Incomplete reps, poor energy levels, longer-than-desired workouts, and poor-quality results can make you feel like your time in the gym has been wasted. So that you can optimize your training and give the best of yourself, we give you some tips that will help you improve your performance and devour weights like a real animal.
Take low glycemic index carbohydrates two hours before
Proteins are the bricks that build muscle, but quality carbohydrates are essential to give us all the energy we need when facing irons. Oatmeal is one of the best options out there, but you can also go for fruit, a boiled potato or a couple of slices of whole wheat bread.
Coffee half an hour before training
Since caffeine acts on the feeling of tiredness, it is ideal for improving sports performance, and more so in physical exercises that last for a certain time. Scientific reports positively linking caffeine to physical exercise date back to the mid-20th century. Other studies also link caffeine with an ergogenic effect, that is, with an improvement in muscle strength.
Avoid large amounts of fat before training
Fats in themselves are not bad, quite the opposite. The problem is that they are digested very slowly, so it is not recommended to take them two hours before training if you do not want to have flatulence or gastric problems. At the time of exercise, we want all of our blood available to flow to our muscles, so eating large meals before training is not recommended.
Don’t forget your creatine supplement
The most common way to consume creatine is before exercise, with food or a drink, although when we consume it is not really relevant, since creatine acts when the saturation level is reached in the cells. Therefore, it is not a bad choice to take it after exercise or at any other time of the day. According to a study published in Sports Medicine, the consumption of creatine produces a significant increase in body mass, without reducing the percentage of body fat and does not produce a greater increase in lean mass than that caused by strength training alone. .
Don’t train to failure on every set.
If you train to failure on every set, you’re going to run out of steam before you finish your workout. A meta-analysis published in the journal Sports Medicine last year conducted a systematic review of eight studies that compared training without reaching failure with training in which muscle failure was reached. The conclusions were that there were no significant differences in strength and muscular development between these two types of methods. According to the authors of the research, “it seems unnecessary to perform failure training to maximize muscle strength.”
train with music
A study conducted at the Weider Research Group found that when trained weight lifters performed a shoulder exercise while listening to music, they were able to complete an average of 1-2 more reps.
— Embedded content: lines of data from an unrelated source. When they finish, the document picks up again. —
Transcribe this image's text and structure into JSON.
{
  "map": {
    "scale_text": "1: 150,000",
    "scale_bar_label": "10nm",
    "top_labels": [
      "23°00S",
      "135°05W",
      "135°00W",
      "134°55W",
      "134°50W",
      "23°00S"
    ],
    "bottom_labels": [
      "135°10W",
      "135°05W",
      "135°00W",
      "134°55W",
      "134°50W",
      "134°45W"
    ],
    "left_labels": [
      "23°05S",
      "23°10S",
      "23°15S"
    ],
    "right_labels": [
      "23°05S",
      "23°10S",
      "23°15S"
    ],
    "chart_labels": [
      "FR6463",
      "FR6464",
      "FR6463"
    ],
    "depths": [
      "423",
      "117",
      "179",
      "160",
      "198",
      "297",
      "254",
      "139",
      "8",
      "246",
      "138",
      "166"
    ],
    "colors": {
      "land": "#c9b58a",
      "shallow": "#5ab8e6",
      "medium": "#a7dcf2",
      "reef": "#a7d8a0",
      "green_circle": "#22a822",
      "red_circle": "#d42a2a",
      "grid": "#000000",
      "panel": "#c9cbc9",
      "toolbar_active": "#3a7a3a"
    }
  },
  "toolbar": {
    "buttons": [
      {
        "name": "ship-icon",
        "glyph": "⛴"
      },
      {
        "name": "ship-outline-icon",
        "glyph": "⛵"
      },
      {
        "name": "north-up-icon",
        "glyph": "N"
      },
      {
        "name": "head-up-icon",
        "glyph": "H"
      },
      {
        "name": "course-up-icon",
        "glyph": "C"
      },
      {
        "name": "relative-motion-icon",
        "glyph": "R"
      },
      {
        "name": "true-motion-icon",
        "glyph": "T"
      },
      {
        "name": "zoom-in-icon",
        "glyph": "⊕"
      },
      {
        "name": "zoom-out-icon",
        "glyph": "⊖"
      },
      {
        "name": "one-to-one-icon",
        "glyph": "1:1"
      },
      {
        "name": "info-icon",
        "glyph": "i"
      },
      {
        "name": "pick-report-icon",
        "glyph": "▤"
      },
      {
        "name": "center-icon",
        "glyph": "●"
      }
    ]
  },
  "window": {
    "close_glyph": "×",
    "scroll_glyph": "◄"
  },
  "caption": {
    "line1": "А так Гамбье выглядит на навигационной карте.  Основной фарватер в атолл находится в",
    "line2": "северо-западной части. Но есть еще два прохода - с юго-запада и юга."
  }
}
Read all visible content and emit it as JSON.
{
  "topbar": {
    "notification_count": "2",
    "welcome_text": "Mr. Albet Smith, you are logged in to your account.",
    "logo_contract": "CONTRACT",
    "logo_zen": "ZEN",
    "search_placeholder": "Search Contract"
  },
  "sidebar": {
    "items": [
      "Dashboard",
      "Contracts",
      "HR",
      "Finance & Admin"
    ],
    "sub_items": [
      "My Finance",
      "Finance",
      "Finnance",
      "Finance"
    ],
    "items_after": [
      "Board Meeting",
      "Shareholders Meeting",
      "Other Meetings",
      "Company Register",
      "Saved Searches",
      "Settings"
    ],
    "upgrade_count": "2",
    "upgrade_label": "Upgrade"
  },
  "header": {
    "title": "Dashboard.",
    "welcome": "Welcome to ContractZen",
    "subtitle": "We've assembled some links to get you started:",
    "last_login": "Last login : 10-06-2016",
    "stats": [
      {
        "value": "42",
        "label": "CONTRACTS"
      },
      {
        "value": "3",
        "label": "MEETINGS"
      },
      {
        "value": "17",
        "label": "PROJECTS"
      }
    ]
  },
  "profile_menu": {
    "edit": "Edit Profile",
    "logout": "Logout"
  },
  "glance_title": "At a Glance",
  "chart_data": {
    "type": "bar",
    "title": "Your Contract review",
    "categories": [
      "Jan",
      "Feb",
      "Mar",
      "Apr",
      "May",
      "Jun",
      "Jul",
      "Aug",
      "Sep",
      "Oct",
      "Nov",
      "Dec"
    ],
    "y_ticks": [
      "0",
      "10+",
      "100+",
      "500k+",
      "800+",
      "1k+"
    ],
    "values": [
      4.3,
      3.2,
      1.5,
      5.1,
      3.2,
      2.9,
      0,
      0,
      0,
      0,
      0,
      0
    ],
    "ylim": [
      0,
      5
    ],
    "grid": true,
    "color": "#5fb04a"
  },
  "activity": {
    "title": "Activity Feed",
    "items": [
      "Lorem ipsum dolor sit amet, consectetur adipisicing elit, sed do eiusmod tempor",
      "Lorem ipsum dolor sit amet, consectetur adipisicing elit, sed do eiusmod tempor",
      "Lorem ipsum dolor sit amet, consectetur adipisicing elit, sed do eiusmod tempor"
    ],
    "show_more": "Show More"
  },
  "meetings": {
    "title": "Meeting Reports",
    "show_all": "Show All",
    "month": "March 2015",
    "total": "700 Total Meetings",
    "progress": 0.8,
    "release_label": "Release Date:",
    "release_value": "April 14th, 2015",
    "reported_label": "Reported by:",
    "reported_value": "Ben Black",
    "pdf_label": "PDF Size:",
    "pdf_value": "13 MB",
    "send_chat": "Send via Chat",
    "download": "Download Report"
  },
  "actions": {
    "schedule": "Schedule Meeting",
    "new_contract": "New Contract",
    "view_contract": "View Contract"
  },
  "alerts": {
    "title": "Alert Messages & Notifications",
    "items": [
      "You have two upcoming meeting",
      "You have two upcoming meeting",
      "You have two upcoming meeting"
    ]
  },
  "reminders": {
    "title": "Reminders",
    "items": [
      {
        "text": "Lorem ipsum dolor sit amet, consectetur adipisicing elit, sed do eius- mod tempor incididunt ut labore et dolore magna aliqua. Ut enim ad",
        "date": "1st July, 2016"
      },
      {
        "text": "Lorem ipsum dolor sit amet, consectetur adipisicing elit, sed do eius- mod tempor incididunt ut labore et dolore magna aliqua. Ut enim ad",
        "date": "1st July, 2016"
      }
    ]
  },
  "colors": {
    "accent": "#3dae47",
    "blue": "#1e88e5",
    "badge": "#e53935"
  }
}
So to add another source of motivation, create a playlist of your favorite songs that get your adrenaline pumping when it comes to training.
Save cardio for after weights
Whether our goal is to gain muscle or lose fat, the choice is clear: using weights we will use all our glycogen and achieve greater strength than if we do it the other way around. That is, if we do cardiovascular exercise before the weights, we will arrive at the machines more tired and with less energy, because we will have wasted a large part of our glycogen in cardio. If we do our weight session earlier, our glycogen will have been emptied to a greater extent, and we will reach cardiovascular exercise in an optimal way to burn fat.